TASK TO COMPLETE: Would you set down every line of the data below exactly as it reads?
══════
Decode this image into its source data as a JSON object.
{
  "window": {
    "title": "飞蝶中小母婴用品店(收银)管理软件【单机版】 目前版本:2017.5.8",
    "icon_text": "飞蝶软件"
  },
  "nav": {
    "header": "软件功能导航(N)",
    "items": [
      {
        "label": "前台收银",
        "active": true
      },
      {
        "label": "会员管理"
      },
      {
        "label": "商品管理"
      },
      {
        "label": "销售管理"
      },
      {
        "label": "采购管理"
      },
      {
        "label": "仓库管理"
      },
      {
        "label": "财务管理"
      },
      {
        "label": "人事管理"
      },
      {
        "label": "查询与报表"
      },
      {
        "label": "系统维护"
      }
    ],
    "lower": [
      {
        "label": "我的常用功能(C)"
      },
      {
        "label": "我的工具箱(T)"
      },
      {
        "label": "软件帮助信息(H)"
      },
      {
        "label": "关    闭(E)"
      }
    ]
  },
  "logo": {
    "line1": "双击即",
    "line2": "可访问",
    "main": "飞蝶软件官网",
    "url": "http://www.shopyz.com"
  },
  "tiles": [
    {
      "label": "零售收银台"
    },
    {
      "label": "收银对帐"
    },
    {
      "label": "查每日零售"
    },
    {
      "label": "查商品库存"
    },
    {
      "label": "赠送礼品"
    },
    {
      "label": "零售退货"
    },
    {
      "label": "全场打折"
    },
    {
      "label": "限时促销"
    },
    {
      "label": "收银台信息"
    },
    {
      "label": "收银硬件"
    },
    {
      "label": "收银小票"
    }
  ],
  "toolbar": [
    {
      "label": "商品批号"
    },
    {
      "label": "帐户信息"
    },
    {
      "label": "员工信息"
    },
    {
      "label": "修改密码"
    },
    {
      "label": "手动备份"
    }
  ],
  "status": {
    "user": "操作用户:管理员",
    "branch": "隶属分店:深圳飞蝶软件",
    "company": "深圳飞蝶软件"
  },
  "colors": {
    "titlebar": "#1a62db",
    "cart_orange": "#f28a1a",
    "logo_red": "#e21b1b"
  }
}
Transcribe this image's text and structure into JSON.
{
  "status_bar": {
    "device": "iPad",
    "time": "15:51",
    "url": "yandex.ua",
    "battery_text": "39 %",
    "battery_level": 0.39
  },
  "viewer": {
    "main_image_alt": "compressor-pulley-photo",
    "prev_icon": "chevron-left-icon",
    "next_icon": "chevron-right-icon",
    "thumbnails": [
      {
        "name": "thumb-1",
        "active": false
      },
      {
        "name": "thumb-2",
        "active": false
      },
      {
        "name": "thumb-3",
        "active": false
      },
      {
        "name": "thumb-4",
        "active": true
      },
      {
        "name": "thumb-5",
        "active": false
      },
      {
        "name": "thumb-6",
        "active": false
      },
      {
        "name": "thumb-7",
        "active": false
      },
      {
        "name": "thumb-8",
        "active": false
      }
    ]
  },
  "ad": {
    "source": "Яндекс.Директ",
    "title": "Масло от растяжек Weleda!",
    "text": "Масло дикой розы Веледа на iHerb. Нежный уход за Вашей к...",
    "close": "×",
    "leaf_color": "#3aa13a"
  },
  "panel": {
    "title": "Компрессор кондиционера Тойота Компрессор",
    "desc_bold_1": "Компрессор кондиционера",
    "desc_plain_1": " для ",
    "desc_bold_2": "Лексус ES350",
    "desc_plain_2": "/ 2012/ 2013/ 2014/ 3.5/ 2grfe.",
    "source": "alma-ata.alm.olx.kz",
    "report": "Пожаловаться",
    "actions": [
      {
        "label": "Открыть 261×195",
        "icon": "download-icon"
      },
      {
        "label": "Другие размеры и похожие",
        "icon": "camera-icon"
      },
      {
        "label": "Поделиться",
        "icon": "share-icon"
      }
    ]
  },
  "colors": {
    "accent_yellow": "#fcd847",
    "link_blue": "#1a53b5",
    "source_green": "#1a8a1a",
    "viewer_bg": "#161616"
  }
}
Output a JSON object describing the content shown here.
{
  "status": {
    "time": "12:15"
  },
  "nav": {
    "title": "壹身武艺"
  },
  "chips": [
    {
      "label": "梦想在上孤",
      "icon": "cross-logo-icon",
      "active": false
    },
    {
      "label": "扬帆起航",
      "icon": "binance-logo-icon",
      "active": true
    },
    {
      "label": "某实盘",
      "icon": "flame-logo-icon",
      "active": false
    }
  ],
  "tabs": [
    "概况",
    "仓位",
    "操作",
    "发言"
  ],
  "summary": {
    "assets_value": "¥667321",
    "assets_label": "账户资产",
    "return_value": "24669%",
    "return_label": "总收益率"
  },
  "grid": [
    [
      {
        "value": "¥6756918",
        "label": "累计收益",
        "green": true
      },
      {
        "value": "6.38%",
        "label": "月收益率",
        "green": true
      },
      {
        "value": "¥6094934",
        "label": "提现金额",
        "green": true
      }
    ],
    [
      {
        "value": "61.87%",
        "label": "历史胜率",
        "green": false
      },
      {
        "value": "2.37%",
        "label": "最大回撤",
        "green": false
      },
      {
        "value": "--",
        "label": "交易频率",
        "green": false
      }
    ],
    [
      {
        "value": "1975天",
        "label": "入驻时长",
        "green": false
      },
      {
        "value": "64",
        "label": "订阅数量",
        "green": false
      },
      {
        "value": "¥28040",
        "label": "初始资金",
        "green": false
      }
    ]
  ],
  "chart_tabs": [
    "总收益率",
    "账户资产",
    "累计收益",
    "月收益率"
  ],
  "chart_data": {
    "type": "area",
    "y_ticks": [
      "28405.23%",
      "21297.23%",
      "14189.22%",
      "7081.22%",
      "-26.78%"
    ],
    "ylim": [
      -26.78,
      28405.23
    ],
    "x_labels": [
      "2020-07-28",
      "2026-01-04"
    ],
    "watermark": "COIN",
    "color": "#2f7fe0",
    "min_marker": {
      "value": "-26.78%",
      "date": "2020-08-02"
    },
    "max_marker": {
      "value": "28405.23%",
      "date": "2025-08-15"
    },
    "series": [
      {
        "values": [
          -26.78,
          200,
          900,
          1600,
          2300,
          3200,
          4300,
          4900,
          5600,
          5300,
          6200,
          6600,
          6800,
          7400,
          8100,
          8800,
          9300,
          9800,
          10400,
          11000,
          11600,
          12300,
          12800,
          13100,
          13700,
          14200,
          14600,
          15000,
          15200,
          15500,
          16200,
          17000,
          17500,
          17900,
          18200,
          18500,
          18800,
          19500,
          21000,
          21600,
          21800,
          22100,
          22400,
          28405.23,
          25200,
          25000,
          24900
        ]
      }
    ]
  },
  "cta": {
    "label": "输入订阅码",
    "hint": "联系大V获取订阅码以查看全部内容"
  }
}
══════
ANSWER TO THIS PROBLEM:
Decode this image into its source data as a JSON object.
{
  "window": {
    "title": "飞蝶中小母婴用品店(收银)管理软件【单机版】 目前版本:2017.5.8",
    "icon_text": "飞蝶软件"
  },
  "nav": {
    "header": "软件功能导航(N)",
    "items": [
      {
        "label": "前台收银",
        "active": true
      },
      {
        "label": "会员管理"
      },
      {
        "label": "商品管理"
      },
      {
        "label": "销售管理"
      },
      {
        "label": "采购管理"
      },
      {
        "label": "仓库管理"
      },
      {
        "label": "财务管理"
      },
      {
        "label": "人事管理"
      },
      {
        "label": "查询与报表"
      },
      {
        "label": "系统维护"
      }
    ],
    "lower": [
      {
        "label": "我的常用功能(C)"
      },
      {
        "label": "我的工具箱(T)"
      },
      {
        "label": "软件帮助信息(H)"
      },
      {
        "label": "关    闭(E)"
      }
    ]
  },
  "logo": {
    "line1": "双击即",
    "line2": "可访问",
    "main": "飞蝶软件官网",
    "url": "http://www.shopyz.com"
  },
  "tiles": [
    {
      "label": "零售收银台"
    },
    {
      "label": "收银对帐"
    },
    {
      "label": "查每日零售"
    },
    {
      "label": "查商品库存"
    },
    {
      "label": "赠送礼品"
    },
    {
      "label": "零售退货"
    },
    {
      "label": "全场打折"
    },
    {
      "label": "限时促销"
    },
    {
      "label": "收银台信息"
    },
    {
      "label": "收银硬件"
    },
    {
      "label": "收银小票"
    }
  ],
  "toolbar": [
    {
      "label": "商品批号"
    },
    {
      "label": "帐户信息"
    },
    {
      "label": "员工信息"
    },
    {
      "label": "修改密码"
    },
    {
      "label": "手动备份"
    }
  ],
  "status": {
    "user": "操作用户:管理员",
    "branch": "隶属分店:深圳飞蝶软件",
    "company": "深圳飞蝶软件"
  },
  "colors": {
    "titlebar": "#1a62db",
    "cart_orange": "#f28a1a",
    "logo_red": "#e21b1b"
  }
}
Transcribe this image's text and structure into JSON.
{
  "status_bar": {
    "device": "iPad",
    "time": "15:51",
    "url": "yandex.ua",
    "battery_text": "39 %",
    "battery_level": 0.39
  },
  "viewer": {
    "main_image_alt": "compressor-pulley-photo",
    "prev_icon": "chevron-left-icon",
    "next_icon": "chevron-right-icon",
    "thumbnails": [
      {
        "name": "thumb-1",
        "active": false
      },
      {
        "name": "thumb-2",
        "active": false
      },
      {
        "name": "thumb-3",
        "active": false
      },
      {
        "name": "thumb-4",
        "active": true
      },
      {
        "name": "thumb-5",
        "active": false
      },
      {
        "name": "thumb-6",
        "active": false
      },
      {
        "name": "thumb-7",
        "active": false
      },
      {
        "name": "thumb-8",
        "active": false
      }
    ]
  },
  "ad": {
    "source": "Яндекс.Директ",
    "title": "Масло от растяжек Weleda!",
    "text": "Масло дикой розы Веледа на iHerb. Нежный уход за Вашей к...",
    "close": "×",
    "leaf_color": "#3aa13a"
  },
  "panel": {
    "title": "Компрессор кондиционера Тойота Компрессор",
    "desc_bold_1": "Компрессор кондиционера",
    "desc_plain_1": " для ",
    "desc_bold_2": "Лексус ES350",
    "desc_plain_2": "/ 2012/ 2013/ 2014/ 3.5/ 2grfe.",
    "source": "alma-ata.alm.olx.kz",
    "report": "Пожаловаться",
    "actions": [
      {
        "label": "Открыть 261×195",
        "icon": "download-icon"
      },
      {
        "label": "Другие размеры и похожие",
        "icon": "camera-icon"
      },
      {
        "label": "Поделиться",
        "icon": "share-icon"
      }
    ]
  },
  "colors": {
    "accent_yellow": "#fcd847",
    "link_blue": "#1a53b5",
    "source_green": "#1a8a1a",
    "viewer_bg": "#161616"
  }
}
Output a JSON object describing the content shown here.
{
  "status": {
    "time": "12:15"
  },
  "nav": {
    "title": "壹身武艺"
  },
  "chips": [
    {
      "label": "梦想在上孤",
      "icon": "cross-logo-icon",
      "active": false
    },
    {
      "label": "扬帆起航",
      "icon": "binance-logo-icon",
      "active": true
    },
    {
      "label": "某实盘",
      "icon": "flame-logo-icon",
      "active": false
    }
  ],
  "tabs": [
    "概况",
    "仓位",
    "操作",
    "发言"
  ],
  "summary": {
    "assets_value": "¥667321",
    "assets_label": "账户资产",
    "return_value": "24669%",
    "return_label": "总收益率"
  },
  "grid": [
    [
      {
        "value": "¥6756918",
        "label": "累计收益",
        "green": true
      },
      {
        "value": "6.38%",
        "label": "月收益率",
        "green": true
      },
      {
        "value": "¥6094934",
        "label": "提现金额",
        "green": true
      }
    ],
    [
      {
        "value": "61.87%",
        "label": "历史胜率",
        "green": false
      },
      {
        "value": "2.37%",
        "label": "最大回撤",
        "green": false
      },
      {
        "value": "--",
        "label": "交易频率",
        "green": false
      }
    ],
    [
      {
        "value": "1975天",
        "label": "入驻时长",
        "green": false
      },
      {
        "value": "64",
        "label": "订阅数量",
        "green": false
      },
      {
        "value": "¥28040",
        "label": "初始资金",
        "green": false
      }
    ]
  ],
  "chart_tabs": [
    "总收益率",
    "账户资产",
    "累计收益",
    "月收益率"
  ],
  "chart_data": {
    "type": "area",
    "y_ticks": [
      "28405.23%",
      "21297.23%",
      "14189.22%",
      "7081.22%",
      "-26.78%"
    ],
    "ylim": [
      -26.78,
      28405.23
    ],
    "x_labels": [
      "2020-07-28",
      "2026-01-04"
    ],
    "watermark": "COIN",
    "color": "#2f7fe0",
    "min_marker": {
      "value": "-26.78%",
      "date": "2020-08-02"
    },
    "max_marker": {
      "value": "28405.23%",
      "date": "2025-08-15"
    },
    "series": [
      {
        "values": [
          -26.78,
          200,
          900,
          1600,
          2300,
          3200,
          4300,
          4900,
          5600,
          5300,
          6200,
          6600,
          6800,
          7400,
          8100,
          8800,
          9300,
          9800,
          10400,
          11000,
          11600,
          12300,
          12800,
          13100,
          13700,
          14200,
          14600,
          15000,
          15200,
          15500,
          16200,
          17000,
          17500,
          17900,
          18200,
          18500,
          18800,
          19500,
          21000,
          21600,
          21800,
          22100,
          22400,
          28405.23,
          25200,
          25000,
          24900
        ]
      }
    ]
  },
  "cta": {
    "label": "输入订阅码",
    "hint": "联系大V获取订阅码以查看全部内容"
  }
}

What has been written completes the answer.